HOLD ON! A 12-week-old buffy-headed capuchin monkey hitches a ride with mum at Chester Zoo. The buffy-headed capuchin is one of the world’s rarest species of primates.

The buffy-headed capuchin, which is listed by the International Union for the Conservation of Nature (IUCN) as being critically endangered in the wild, arrived after a 180 day pregnancy for its 15-year-old mum.

The arrival brings the number of buffy-headed capuchins at the zoo to eight.

Assistant curator of mammals, Dr Nick Davis, said:

The buffy-headed capuchin is one of the world’s rarest species of primates.
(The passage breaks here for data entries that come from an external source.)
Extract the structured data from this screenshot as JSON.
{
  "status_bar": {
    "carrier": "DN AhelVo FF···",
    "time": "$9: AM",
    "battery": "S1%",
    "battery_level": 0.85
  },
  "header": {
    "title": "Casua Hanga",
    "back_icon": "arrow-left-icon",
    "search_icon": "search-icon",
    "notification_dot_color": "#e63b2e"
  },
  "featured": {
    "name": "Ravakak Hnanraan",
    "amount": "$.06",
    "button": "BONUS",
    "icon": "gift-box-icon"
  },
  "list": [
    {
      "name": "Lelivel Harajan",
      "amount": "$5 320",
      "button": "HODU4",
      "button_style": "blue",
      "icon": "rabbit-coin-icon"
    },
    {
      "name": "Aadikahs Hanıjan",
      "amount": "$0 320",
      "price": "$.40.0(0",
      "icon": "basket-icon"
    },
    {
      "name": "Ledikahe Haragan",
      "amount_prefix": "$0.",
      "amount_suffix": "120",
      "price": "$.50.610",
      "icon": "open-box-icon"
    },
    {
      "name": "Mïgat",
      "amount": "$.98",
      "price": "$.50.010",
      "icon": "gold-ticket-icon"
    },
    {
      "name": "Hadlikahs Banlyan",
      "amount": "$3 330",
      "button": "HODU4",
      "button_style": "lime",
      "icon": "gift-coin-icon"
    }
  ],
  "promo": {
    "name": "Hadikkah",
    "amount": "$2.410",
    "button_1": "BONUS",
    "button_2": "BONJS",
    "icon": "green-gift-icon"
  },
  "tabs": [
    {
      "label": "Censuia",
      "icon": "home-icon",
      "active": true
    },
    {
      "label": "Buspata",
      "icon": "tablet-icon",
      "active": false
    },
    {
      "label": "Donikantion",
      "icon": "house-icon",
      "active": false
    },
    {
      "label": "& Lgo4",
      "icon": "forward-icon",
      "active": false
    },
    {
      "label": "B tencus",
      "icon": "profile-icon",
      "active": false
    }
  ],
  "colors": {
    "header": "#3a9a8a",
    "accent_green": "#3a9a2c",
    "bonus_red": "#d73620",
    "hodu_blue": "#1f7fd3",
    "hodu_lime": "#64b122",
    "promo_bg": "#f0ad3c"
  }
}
In the past they were abundant in the Atlantic rainforests of eastern Brazil but sadly they’re now on the verge of disappearing from the wild because of severe destruction to their habitat and intense hunting.
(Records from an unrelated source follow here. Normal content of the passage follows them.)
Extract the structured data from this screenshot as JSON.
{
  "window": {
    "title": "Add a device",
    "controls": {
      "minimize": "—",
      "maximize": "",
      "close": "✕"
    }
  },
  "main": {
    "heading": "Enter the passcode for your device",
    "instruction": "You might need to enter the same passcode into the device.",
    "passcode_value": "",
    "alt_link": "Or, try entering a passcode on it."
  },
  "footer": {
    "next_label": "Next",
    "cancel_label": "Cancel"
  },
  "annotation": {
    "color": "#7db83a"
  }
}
We’re pleased to say though that our new youngster is doing extremely well and is now confidently out and about, being carried by mum.

Keepers won’t know the sex of their new charge for several weeks. 

Buffy-headed capuchin facts

  • The buffy-headed capuchin is a fairly small monkey with reddish-brown fur and a sharply marked yellow to golden chest
  • They are also known as yellow-breasted or golden-bellied capuchins
  • Its Latin name is Cebus xanthosternos
  • Buffy-headed capuchins are endemic to small areas of rainforest on the Atlantic coast of Brazil
  • The species is classed as critically endangered in the wild by the International Union for the Conservation of Nature (IUCN). This is a result of a severe population decline due to extensive habitat loss over the last 50 years. It is estimated that more than 80% of their natural range has been lost and the species is now only know to live in several small protected areas. They are also heavily hunted for meat and collected as pets
  • They have been named as one of the world’s 25 most endangered primates by the IUCN
  • Their diet consists of a wide variety of fruits, seeds, stems, flowers and leaves as well as insects, spiders frogs, young birds and even small mammals
  • It is a social monkey that lives in groups, usually with more males than females 
  • Males are slightly larger and heavier than females
  • The group communicates through barks, growls, screams, chatters, trills, twitters, purrs, whistles and warbles
  • Chester Zoo’s new youngster was born on 13/08/2014. It is now three months old
  • Mum was born on 17/12/1988 
  • Dad was born on 01/02/1991
  • Both parents arrived at the zoo in 1996 from the Rio Primate Centre as part of setting up a population in European zoos 
  • Gestation lasts 180 days and females give birth to just one offspring at a time